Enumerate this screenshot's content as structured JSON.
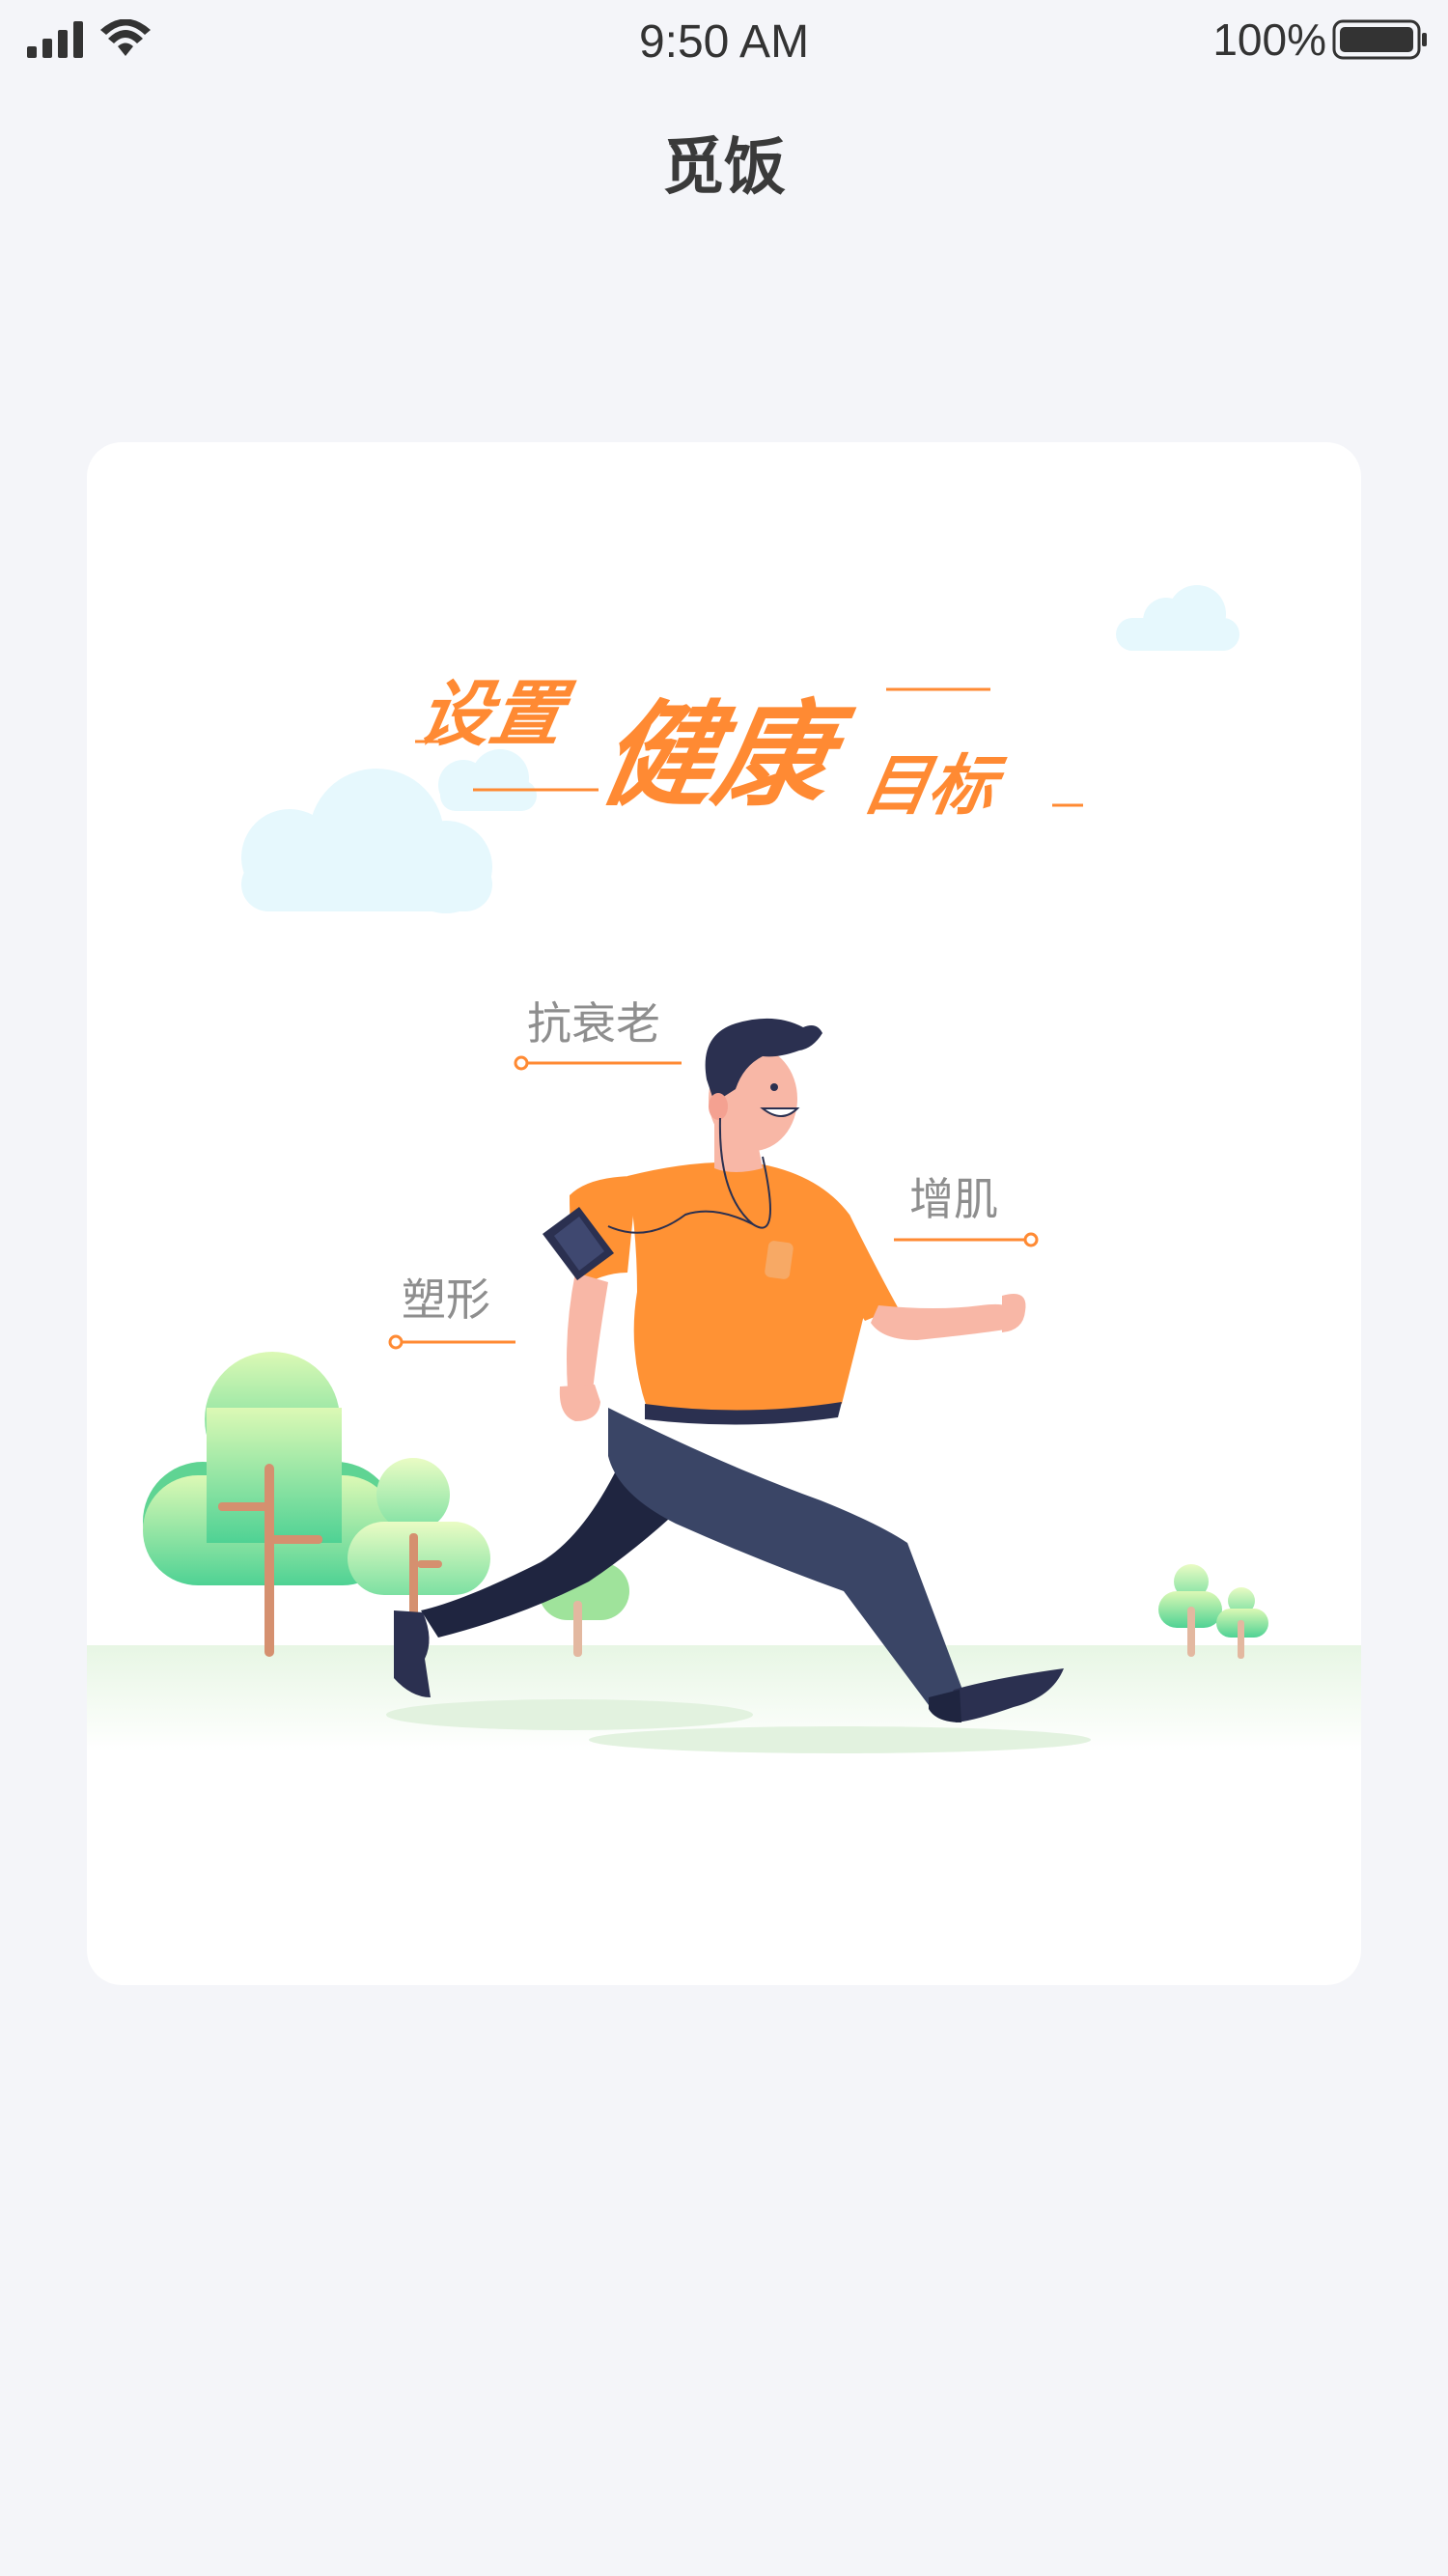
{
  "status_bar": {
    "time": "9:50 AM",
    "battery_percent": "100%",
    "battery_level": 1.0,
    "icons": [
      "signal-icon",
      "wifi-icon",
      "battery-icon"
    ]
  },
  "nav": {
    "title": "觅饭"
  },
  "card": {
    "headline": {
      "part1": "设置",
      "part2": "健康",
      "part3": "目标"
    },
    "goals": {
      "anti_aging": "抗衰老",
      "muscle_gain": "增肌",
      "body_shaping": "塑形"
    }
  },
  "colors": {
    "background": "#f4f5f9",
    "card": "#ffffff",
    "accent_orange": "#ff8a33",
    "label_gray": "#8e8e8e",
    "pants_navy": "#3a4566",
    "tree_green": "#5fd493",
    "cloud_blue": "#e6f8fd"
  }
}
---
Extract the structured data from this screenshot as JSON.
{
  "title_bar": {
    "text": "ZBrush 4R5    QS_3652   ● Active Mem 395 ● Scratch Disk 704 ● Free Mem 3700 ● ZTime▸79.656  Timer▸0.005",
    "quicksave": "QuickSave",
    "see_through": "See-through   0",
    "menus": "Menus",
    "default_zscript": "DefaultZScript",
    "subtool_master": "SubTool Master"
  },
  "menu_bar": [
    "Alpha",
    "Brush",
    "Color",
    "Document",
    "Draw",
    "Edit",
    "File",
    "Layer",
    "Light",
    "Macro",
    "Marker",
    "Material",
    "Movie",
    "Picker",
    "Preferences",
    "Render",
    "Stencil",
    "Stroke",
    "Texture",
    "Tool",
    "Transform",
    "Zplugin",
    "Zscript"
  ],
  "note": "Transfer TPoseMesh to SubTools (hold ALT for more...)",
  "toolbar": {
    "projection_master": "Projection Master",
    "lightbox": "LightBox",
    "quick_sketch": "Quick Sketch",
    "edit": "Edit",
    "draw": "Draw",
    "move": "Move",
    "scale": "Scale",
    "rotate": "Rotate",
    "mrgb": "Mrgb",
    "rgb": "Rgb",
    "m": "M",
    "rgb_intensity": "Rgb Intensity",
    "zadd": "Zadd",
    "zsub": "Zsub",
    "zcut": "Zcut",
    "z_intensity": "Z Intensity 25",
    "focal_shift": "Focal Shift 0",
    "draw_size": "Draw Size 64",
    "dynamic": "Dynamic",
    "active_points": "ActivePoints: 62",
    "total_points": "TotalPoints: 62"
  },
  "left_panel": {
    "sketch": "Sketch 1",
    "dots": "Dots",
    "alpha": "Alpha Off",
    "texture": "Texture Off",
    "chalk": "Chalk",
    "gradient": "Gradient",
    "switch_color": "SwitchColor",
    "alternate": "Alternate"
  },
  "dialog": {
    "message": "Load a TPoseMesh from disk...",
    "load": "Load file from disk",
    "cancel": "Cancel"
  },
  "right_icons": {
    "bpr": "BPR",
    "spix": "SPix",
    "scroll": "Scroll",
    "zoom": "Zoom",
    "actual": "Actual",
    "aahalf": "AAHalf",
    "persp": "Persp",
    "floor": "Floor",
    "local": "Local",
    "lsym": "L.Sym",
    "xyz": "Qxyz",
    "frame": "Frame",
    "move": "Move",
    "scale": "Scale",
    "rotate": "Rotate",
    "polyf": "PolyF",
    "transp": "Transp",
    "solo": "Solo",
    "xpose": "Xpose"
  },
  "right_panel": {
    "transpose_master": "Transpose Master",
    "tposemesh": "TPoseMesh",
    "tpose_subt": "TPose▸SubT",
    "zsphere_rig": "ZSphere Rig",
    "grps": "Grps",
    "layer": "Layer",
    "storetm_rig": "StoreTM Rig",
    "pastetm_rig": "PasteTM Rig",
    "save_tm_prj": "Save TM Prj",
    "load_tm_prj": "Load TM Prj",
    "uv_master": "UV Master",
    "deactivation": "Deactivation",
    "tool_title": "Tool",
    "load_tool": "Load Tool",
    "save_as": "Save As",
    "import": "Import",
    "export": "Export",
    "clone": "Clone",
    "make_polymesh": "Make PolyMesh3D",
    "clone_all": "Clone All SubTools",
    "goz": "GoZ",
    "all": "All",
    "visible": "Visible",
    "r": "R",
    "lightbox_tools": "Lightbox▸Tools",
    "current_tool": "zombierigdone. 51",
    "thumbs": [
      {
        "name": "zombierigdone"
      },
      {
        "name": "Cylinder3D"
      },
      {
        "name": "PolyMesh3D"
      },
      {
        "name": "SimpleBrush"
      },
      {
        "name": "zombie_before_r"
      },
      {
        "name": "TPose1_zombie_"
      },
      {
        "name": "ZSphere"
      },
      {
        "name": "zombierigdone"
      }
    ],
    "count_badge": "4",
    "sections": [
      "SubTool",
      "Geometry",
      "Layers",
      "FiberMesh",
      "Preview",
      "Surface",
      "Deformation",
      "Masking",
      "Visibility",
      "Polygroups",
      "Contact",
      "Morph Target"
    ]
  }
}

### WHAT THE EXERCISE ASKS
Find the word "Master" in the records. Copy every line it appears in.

### ANSWER TO THE EXERCISE
    "subtool_master": "SubTool Master"
    "projection_master": "Projection Master",
    "transpose_master": "Transpose Master",
    "uv_master": "UV Master",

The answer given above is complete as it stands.